**PROBLEM STATEMENT**. Please find the lines in the following records that hold "Cell", and copy them.
Start of DATASET ENTRIES
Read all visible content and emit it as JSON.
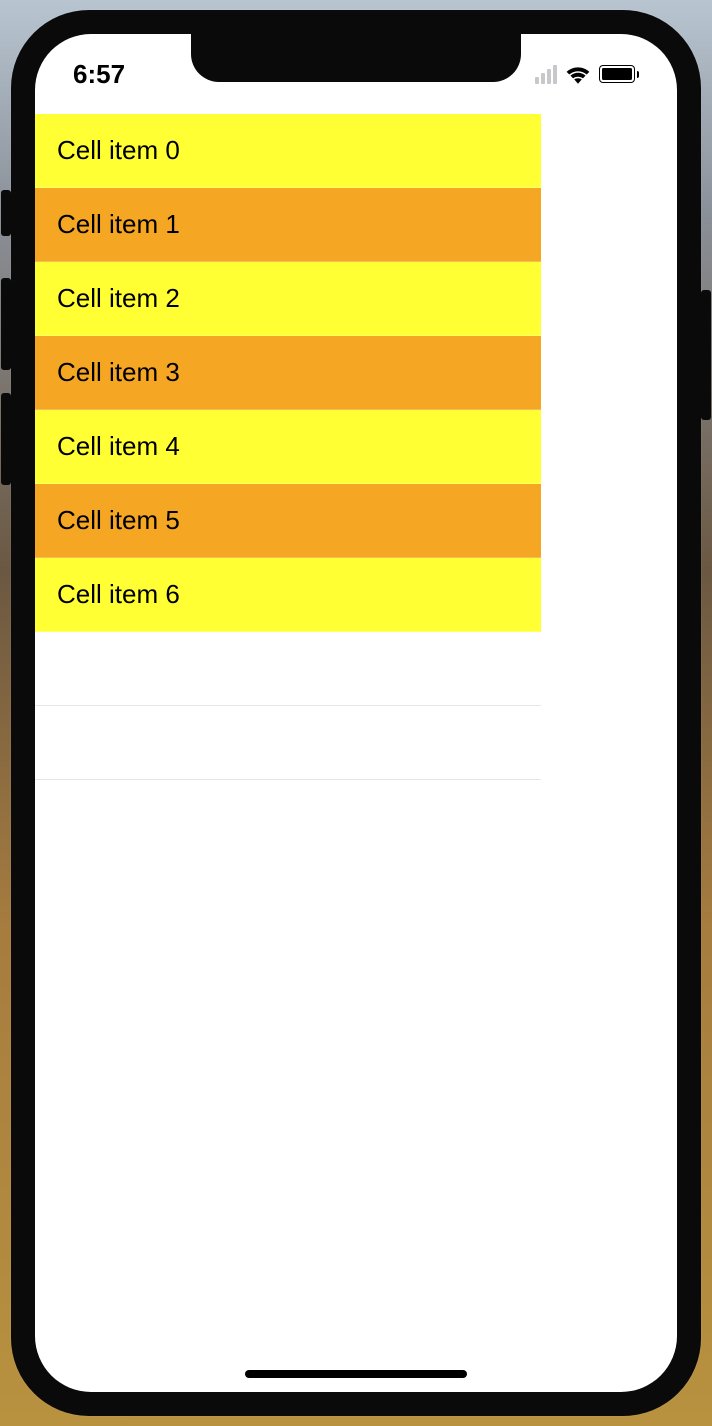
{
  "status_bar": {
    "time": "6:57"
  },
  "table": {
    "items": [
      {
        "label": "Cell item 0",
        "color": "yellow"
      },
      {
        "label": "Cell item 1",
        "color": "orange"
      },
      {
        "label": "Cell item 2",
        "color": "yellow"
      },
      {
        "label": "Cell item 3",
        "color": "orange"
      },
      {
        "label": "Cell item 4",
        "color": "yellow"
      },
      {
        "label": "Cell item 5",
        "color": "orange"
      },
      {
        "label": "Cell item 6",
        "color": "yellow"
      }
    ]
  },
  "colors": {
    "yellow": "#ffff33",
    "orange": "#f5a623"
  }
}
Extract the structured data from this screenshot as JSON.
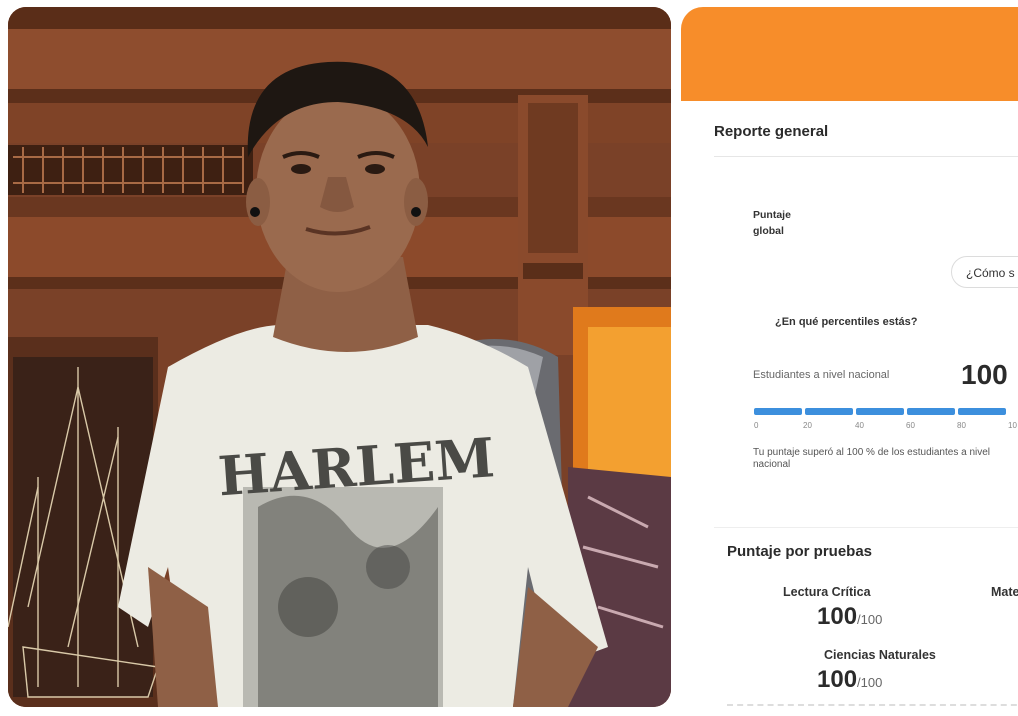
{
  "photo": {
    "shirt_text": "HARLEM",
    "colors": {
      "wood": "#7a4128",
      "shirt": "#ecebe3",
      "skin": "#9a6a4e",
      "hair": "#1e1712",
      "backpack": "#8b8d92"
    }
  },
  "report": {
    "header_color": "#f78d2a",
    "title": "Reporte general",
    "puntaje_global_label": "Puntaje\nglobal",
    "como_button": "¿Cómo s",
    "percentile_question": "¿En qué percentiles estás?",
    "nacional_label": "Estudiantes a nivel nacional",
    "nacional_value": "100",
    "progress": {
      "value_percent": 100,
      "color": "#3c8fdd"
    },
    "ticks": [
      "0",
      "20",
      "40",
      "60",
      "80",
      "10"
    ],
    "note": "Tu puntaje superó al 100 % de los estudiantes a nivel nacional",
    "pruebas_title": "Puntaje por pruebas",
    "subjects": [
      {
        "name": "Lectura Crítica",
        "score": "100",
        "denominator": "/100"
      },
      {
        "name": "Mate",
        "score": "",
        "denominator": ""
      },
      {
        "name": "Ciencias Naturales",
        "score": "100",
        "denominator": "/100"
      }
    ]
  }
}
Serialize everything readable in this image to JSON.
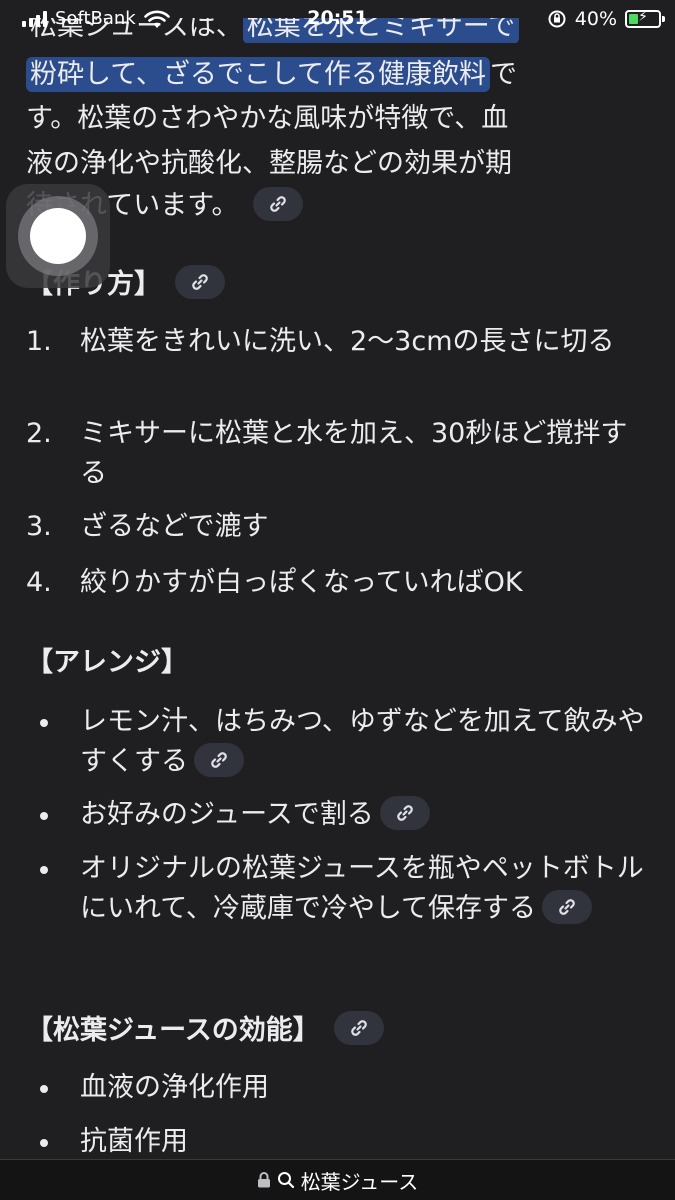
{
  "status_bar": {
    "carrier": "SoftBank",
    "time": "20:51",
    "battery_percent": "40%",
    "battery_level": 0.4,
    "icons": [
      "signal-icon",
      "wifi-icon",
      "orientation-lock-icon",
      "battery-charging-icon"
    ]
  },
  "intro": {
    "cut_top": "松葉ジュースは、",
    "cut_top_highlight": "松葉を水とミキサーで",
    "line2_highlight": "粉砕して、ざるでこして作る健康飲料",
    "line2_rest": "で",
    "line3": "す。松葉のさわやかな風味が特徴で、血",
    "line4": "液の浄化や抗酸化、整腸などの効果が期",
    "line5": "待されています。"
  },
  "section_howto": {
    "title": "【作り方】",
    "steps": [
      {
        "marker": "1.",
        "text": "松葉をきれいに洗い、2〜3cmの長さに切る"
      },
      {
        "marker": "2.",
        "text": "ミキサーに松葉と水を加え、30秒ほど撹拌する"
      },
      {
        "marker": "3.",
        "text": "ざるなどで漉す"
      },
      {
        "marker": "4.",
        "text": "絞りかすが白っぽくなっていればOK"
      }
    ]
  },
  "section_arrange": {
    "title": "【アレンジ】",
    "items": [
      "レモン汁、はちみつ、ゆずなどを加えて飲みやすくする",
      "お好みのジュースで割る",
      "オリジナルの松葉ジュースを瓶やペットボトルにいれて、冷蔵庫で冷やして保存する"
    ]
  },
  "section_effects": {
    "title": "【松葉ジュースの効能】",
    "items": [
      "血液の浄化作用",
      "抗菌作用"
    ]
  },
  "url_bar": {
    "query": "松葉ジュース",
    "icons": [
      "lock-icon",
      "search-icon"
    ]
  },
  "colors": {
    "background": "#1f1f21",
    "text": "#ececef",
    "highlight": "#2b4d8e",
    "link_pill": "#31343c"
  }
}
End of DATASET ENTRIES
**COMPLETED EXERCISE**.
        "label": "Cell item 0",
        "label": "Cell item 1",
        "label": "Cell item 2",
        "label": "Cell item 3",
        "label": "Cell item 4",
        "label": "Cell item 5",
        "label": "Cell item 6",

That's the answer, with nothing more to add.